Drusen can vary in size and shape, ranging from small, hard drusen to larger, soft drusen.

Hard drusen typically occur in people over age 50 and are usually not a cause for concern. However, they may be a concern if they are large or numerous.

Soft drusen can be a sign of AMD, a leading cause of vision loss in older adults.

Most people with drusen do not have any noticeable symptoms.

If a person develops AMD due to drusen, they may experience the following symptoms:

  • hazy vision
  • blurred or distorted vision
  • light sensitivity
  • blank spots
  • metamorphopsia (lines that appear wavy)

AMD is a progressive condition that can worsen over time.

People with symptoms of AMD should seek immediate prompt medical attention to prevent further vision loss and discuss treatment options with an eye care professional.

The exact cause of drusen formation is not fully understood, but researchers believe they are a natural response to aging.

Other factors that may contribute to the formation of drusen include:

According to the American Academy of Ophthalmology (AAO), white people are more likely to develop drusen and AMD.

Small drusen do not require treatment. If a person has small drusen, their ophthalmologist may recommend regular monitoring to ensure they do not progress or become larger.

Larger drusen, especially soft drusen, are a sign of AMD and may require additional intervention.

Treatment options are available for wet AMD, a type of AMD in which blood vessels grow under the retina and leak blood or other fluids. These include:

There are some medications to treat a subtype of dry AMD called geographic atrophy.

Learn whether macular degeneration is reversible with treatment.

People who notice changes in their vision should contact an eye care professional. Drusen may not always cause noticeable symptoms, but blurry vision, distorted vision, or blank spots are potential signs of drusen-related AMD and should not be ignored.

The AAO recommends adults ages 65 and older have regular eye exams every 1–2 years regardless of symptoms or vision changes.

The outlook depends on the type and severity of the drusen.

For people with small, hard drusen, the outlook is generally good. These small drusen typically do not cause significant vision loss and may not progress to more advanced stages of AMD.

However, numerous hard drusen and larger, soft drusen can be a sign of AMD. If untreated, AMD can progress and lead to severe vision loss.

Below, we answer some of the most commonly asked questions about drusen.

Should I be worried about drusen?

Whether or not a person should be worried about drusen depends on the type and severity of the drusen.

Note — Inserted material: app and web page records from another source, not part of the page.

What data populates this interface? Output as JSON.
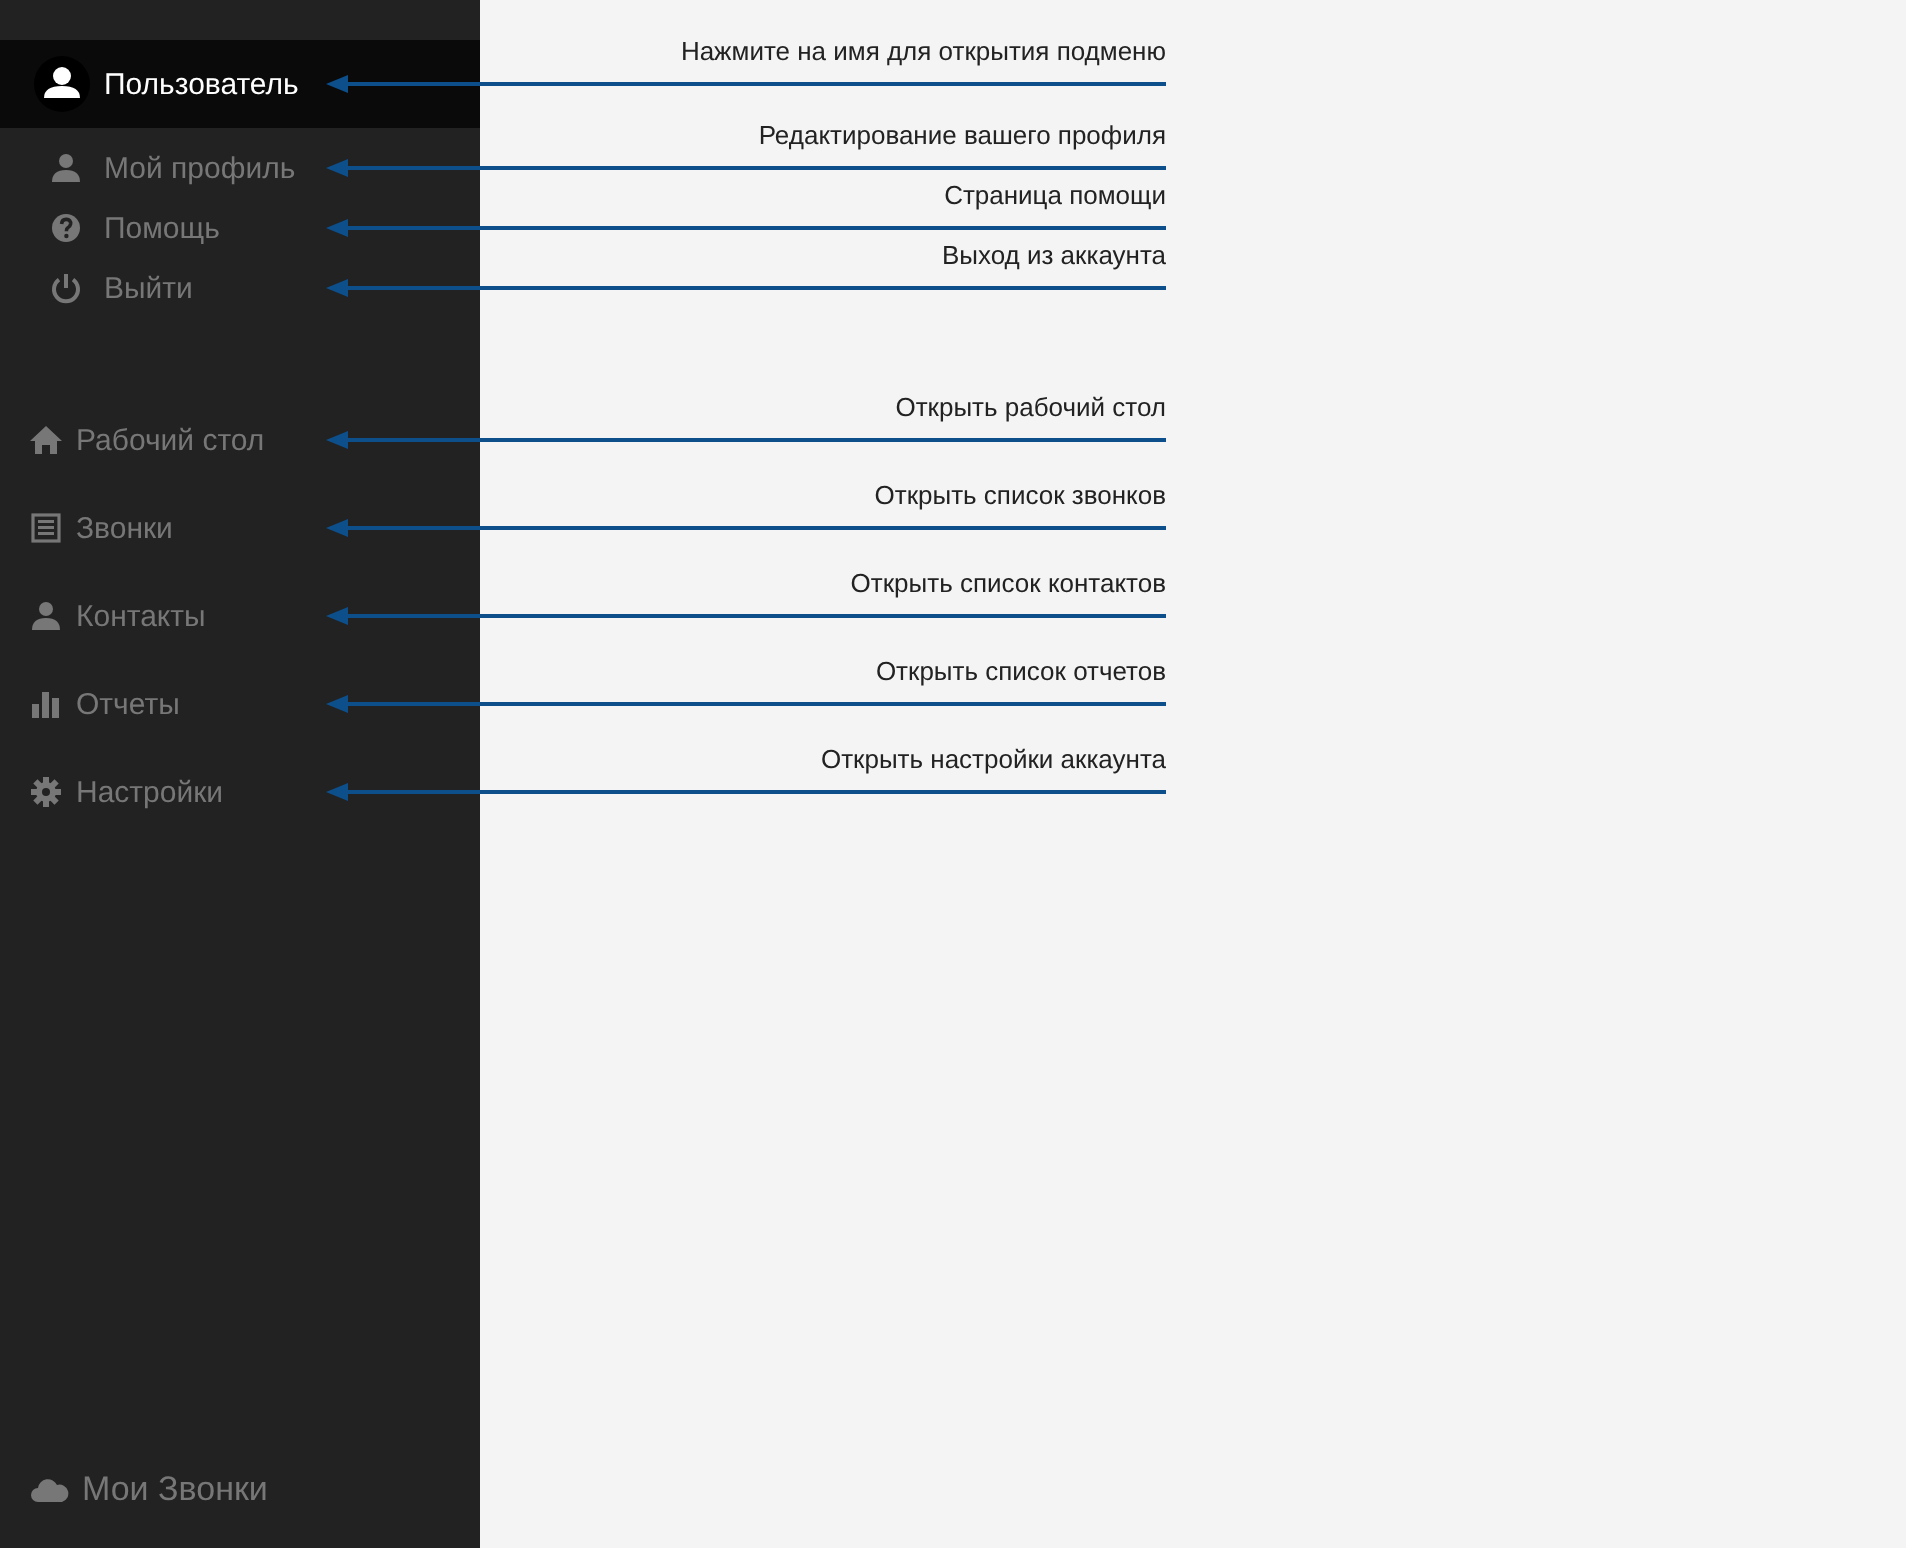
{
  "sidebar": {
    "user": {
      "label": "Пользователь",
      "selected": true,
      "note": "Нажмите на имя для открытия подменю"
    },
    "user_menu": [
      {
        "label": "Мой профиль",
        "note": "Редактирование вашего профиля"
      },
      {
        "label": "Помощь",
        "note": "Страница помощи"
      },
      {
        "label": "Выйти",
        "note": "Выход из аккаунта"
      }
    ],
    "nav": [
      {
        "label": "Рабочий стол",
        "note": "Открыть рабочий стол"
      },
      {
        "label": "Звонки",
        "note": "Открыть список звонков"
      },
      {
        "label": "Контакты",
        "note": "Открыть список контактов"
      },
      {
        "label": "Отчеты",
        "note": "Открыть список отчетов"
      },
      {
        "label": "Настройки",
        "note": "Открыть настройки аккаунта"
      }
    ],
    "footer": {
      "label": "Мои Звонки"
    }
  }
}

Small, hard drusen are not usually a cause for concern and typically do not require treatment. However, larger, soft drusen can be a sign of AMD and may require further evaluation and treatment by an eye care professional. The number of drusen can also increase the risk of AMD.

Does having drusen mean you will get macular degeneration?

No, having drusen does not mean a person will get macular degeneration. However, it is a risk factor for the condition.

Drusen are small yellow or white deposits that can build up under the retina.

Drusen are a risk factor for macular degeneration, but they do not necessarily mean a person will develop the condition.

There is no cure for macular degeneration, but there are treatments available that can slow the progression of the condition and help preserve vision.